  40. “In fact, The Ramp’s stated mission is “to awaken a generation out of spiritual death and religious complacency . . . as an offensive army imposing the kingdom of God.” ”

    They nailed the “offensive” part.

    Posted on Wednesday, June 29, 2011 at 3:29pm
  41. Powerful and moving.

    Posted on Monday, July 4, 2011 at 9:52am
  42. I can’t find words to express adequately my utter abhorrence of this kind of spiritual and psychological abuse. Everything possible must be done to expose it for what it is.

    Posted on Tuesday, July 5, 2011 at 10:14am
  43. Thank you Jesus for men like Damon that won’t compromise on the truth about Your holiness.

    Posted on Friday, July 8, 2011 at 2:23pm
  44. This is truly depressing and sad, for these poor kids to be manipulated into denying themselves who they are. I am not gay, but I have experienced the Christian indoctrination of zealots like Damon. From the age of 8 to 10 I was in a Pentacostal Christian orphanage. Each day at 9 AM we had chapel, and each night at 9:30 nightly devotions. Lots of reading the bible and school classes at midday were about reading more of the bible. The whole thing was about teaching the kids to save the souls of strangers, spread the gospel they said. Not complying meant physical abuse and outright beatings about the face and head. So, as it was, I resisted and was punished severely on a daily basis, it was really a terrible situation, not much different from the psychological abuse that was included. So I feel for these kids, having been in a similar situation of coersion and degradation. And these people were Christians, I have yet to meet anyone as hateful as they.

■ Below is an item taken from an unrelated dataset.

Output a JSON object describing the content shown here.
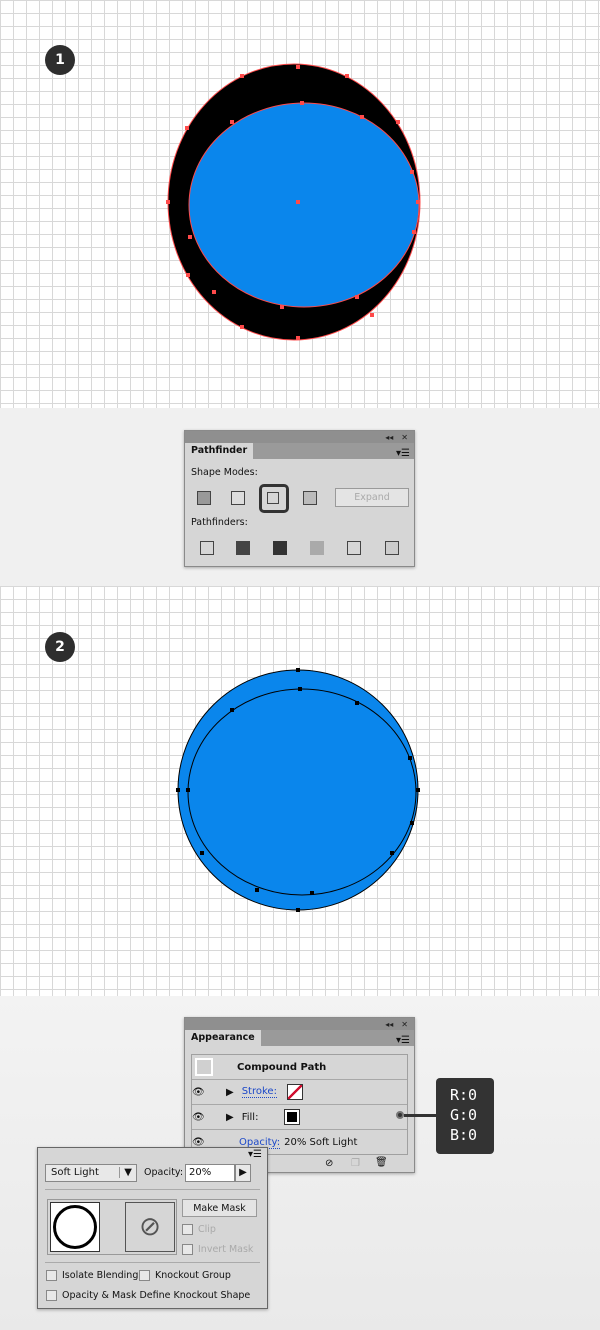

    Posted on Thursday, July 14, 2011 at 6:05am
  45. The biblical god was against tattoos as well.

    I don’t see him preaching about that.

    Posted on Tuesday, December 13, 2011 at 10:00am